>>>>>

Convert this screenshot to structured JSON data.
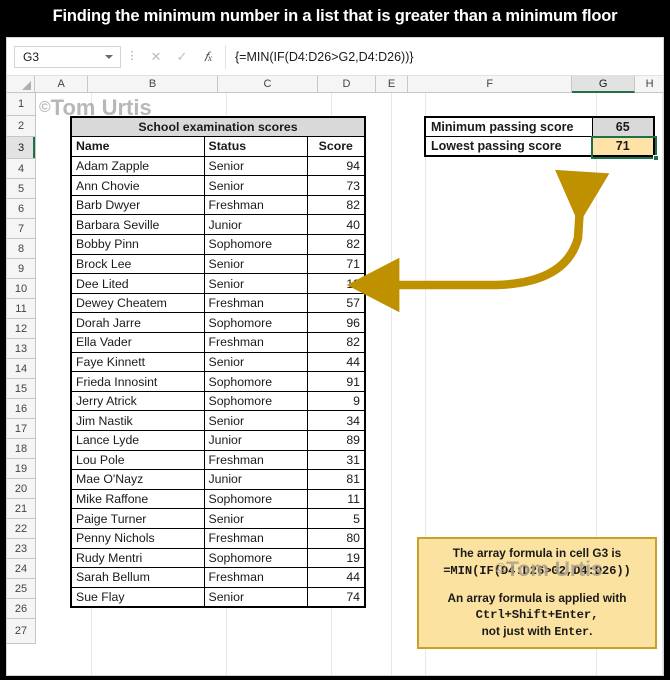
{
  "title": "Finding the minimum number in a list that is greater than a minimum floor",
  "formula_bar": {
    "name_box": "G3",
    "cancel_icon": "times-icon",
    "confirm_icon": "check-icon",
    "function_icon": "fx-icon",
    "formula": "{=MIN(IF(D4:D26>G2,D4:D26))}"
  },
  "grid": {
    "columns": [
      "A",
      "B",
      "C",
      "D",
      "E",
      "F",
      "G",
      "H"
    ],
    "selected_column": "G",
    "rows": [
      "1",
      "2",
      "3",
      "4",
      "5",
      "6",
      "7",
      "8",
      "9",
      "10",
      "11",
      "12",
      "13",
      "14",
      "15",
      "16",
      "17",
      "18",
      "19",
      "20",
      "21",
      "22",
      "23",
      "24",
      "25",
      "26",
      "27"
    ],
    "selected_row": "3"
  },
  "data_table": {
    "title": "School examination scores",
    "headers": [
      "Name",
      "Status",
      "Score"
    ],
    "rows": [
      [
        "Adam Zapple",
        "Senior",
        "94"
      ],
      [
        "Ann Chovie",
        "Senior",
        "73"
      ],
      [
        "Barb Dwyer",
        "Freshman",
        "82"
      ],
      [
        "Barbara Seville",
        "Junior",
        "40"
      ],
      [
        "Bobby Pinn",
        "Sophomore",
        "82"
      ],
      [
        "Brock Lee",
        "Senior",
        "71"
      ],
      [
        "Dee Lited",
        "Senior",
        "19"
      ],
      [
        "Dewey Cheatem",
        "Freshman",
        "57"
      ],
      [
        "Dorah Jarre",
        "Sophomore",
        "96"
      ],
      [
        "Ella Vader",
        "Freshman",
        "82"
      ],
      [
        "Faye Kinnett",
        "Senior",
        "44"
      ],
      [
        "Frieda Innosint",
        "Sophomore",
        "91"
      ],
      [
        "Jerry Atrick",
        "Sophomore",
        "9"
      ],
      [
        "Jim Nastik",
        "Senior",
        "34"
      ],
      [
        "Lance Lyde",
        "Junior",
        "89"
      ],
      [
        "Lou Pole",
        "Freshman",
        "31"
      ],
      [
        "Mae O'Nayz",
        "Junior",
        "81"
      ],
      [
        "Mike Raffone",
        "Sophomore",
        "11"
      ],
      [
        "Paige Turner",
        "Senior",
        "5"
      ],
      [
        "Penny Nichols",
        "Freshman",
        "80"
      ],
      [
        "Rudy Mentri",
        "Sophomore",
        "19"
      ],
      [
        "Sarah Bellum",
        "Freshman",
        "44"
      ],
      [
        "Sue Flay",
        "Senior",
        "74"
      ]
    ]
  },
  "result_box": {
    "min_label": "Minimum passing score",
    "min_value": "65",
    "out_label": "Lowest passing score",
    "out_value": "71"
  },
  "callout": {
    "line1": "The array formula in cell G3 is",
    "line2": "=MIN(IF(D4:D26>G2,D4:D26))",
    "line3": "An array formula is applied with",
    "line4": "Ctrl+Shift+Enter,",
    "line5_a": "not just with ",
    "line5_b": "Enter",
    "line5_c": "."
  },
  "watermark": {
    "text": "Tom Urtis",
    "symbol": "©"
  },
  "colors": {
    "banner_bg": "#000000",
    "banner_fg": "#ffffff",
    "callout_bg": "#fbe2a0",
    "callout_border": "#c8a227",
    "arrow": "#bf9000",
    "selection": "#1f7145",
    "output_cell": "#ffe2a8",
    "header_fill": "#d9d9d9"
  }
}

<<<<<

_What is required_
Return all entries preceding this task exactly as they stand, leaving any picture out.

_Result of this task_
Convert this screenshot to structured JSON data.
{
  "title": "Finding the minimum number in a list that is greater than a minimum floor",
  "formula_bar": {
    "name_box": "G3",
    "cancel_icon": "times-icon",
    "confirm_icon": "check-icon",
    "function_icon": "fx-icon",
    "formula": "{=MIN(IF(D4:D26>G2,D4:D26))}"
  },
  "grid": {
    "columns": [
      "A",
      "B",
      "C",
      "D",
      "E",
      "F",
      "G",
      "H"
    ],
    "selected_column": "G",
    "rows": [
      "1",
      "2",
      "3",
      "4",
      "5",
      "6",
      "7",
      "8",
      "9",
      "10",
      "11",
      "12",
      "13",
      "14",
      "15",
      "16",
      "17",
      "18",
      "19",
      "20",
      "21",
      "22",
      "23",
      "24",
      "25",
      "26",
      "27"
    ],
    "selected_row": "3"
  },
  "data_table": {
    "title": "School examination scores",
    "headers": [
      "Name",
      "Status",
      "Score"
    ],
    "rows": [
      [
        "Adam Zapple",
        "Senior",
        "94"
      ],
      [
        "Ann Chovie",
        "Senior",
        "73"
      ],
      [
        "Barb Dwyer",
        "Freshman",
        "82"
      ],
      [
        "Barbara Seville",
        "Junior",
        "40"
      ],
      [
        "Bobby Pinn",
        "Sophomore",
        "82"
      ],
      [
        "Brock Lee",
        "Senior",
        "71"
      ],
      [
        "Dee Lited",
        "Senior",
        "19"
      ],
      [
        "Dewey Cheatem",
        "Freshman",
        "57"
      ],
      [
        "Dorah Jarre",
        "Sophomore",
        "96"
      ],
      [
        "Ella Vader",
        "Freshman",
        "82"
      ],
      [
        "Faye Kinnett",
        "Senior",
        "44"
      ],
      [
        "Frieda Innosint",
        "Sophomore",
        "91"
      ],
      [
        "Jerry Atrick",
        "Sophomore",
        "9"
      ],
      [
        "Jim Nastik",
        "Senior",
        "34"
      ],
      [
        "Lance Lyde",
        "Junior",
        "89"
      ],
      [
        "Lou Pole",
        "Freshman",
        "31"
      ],
      [
        "Mae O'Nayz",
        "Junior",
        "81"
      ],
      [
        "Mike Raffone",
        "Sophomore",
        "11"
      ],
      [
        "Paige Turner",
        "Senior",
        "5"
      ],
      [
        "Penny Nichols",
        "Freshman",
        "80"
      ],
      [
        "Rudy Mentri",
        "Sophomore",
        "19"
      ],
      [
        "Sarah Bellum",
        "Freshman",
        "44"
      ],
      [
        "Sue Flay",
        "Senior",
        "74"
      ]
    ]
  },
  "result_box": {
    "min_label": "Minimum passing score",
    "min_value": "65",
    "out_label": "Lowest passing score",
    "out_value": "71"
  },
  "callout": {
    "line1": "The array formula in cell G3 is",
    "line2": "=MIN(IF(D4:D26>G2,D4:D26))",
    "line3": "An array formula is applied with",
    "line4": "Ctrl+Shift+Enter,",
    "line5_a": "not just with ",
    "line5_b": "Enter",
    "line5_c": "."
  },
  "watermark": {
    "text": "Tom Urtis",
    "symbol": "©"
  },
  "colors": {
    "banner_bg": "#000000",
    "banner_fg": "#ffffff",
    "callout_bg": "#fbe2a0",
    "callout_border": "#c8a227",
    "arrow": "#bf9000",
    "selection": "#1f7145",
    "output_cell": "#ffe2a8",
    "header_fill": "#d9d9d9"
  }
}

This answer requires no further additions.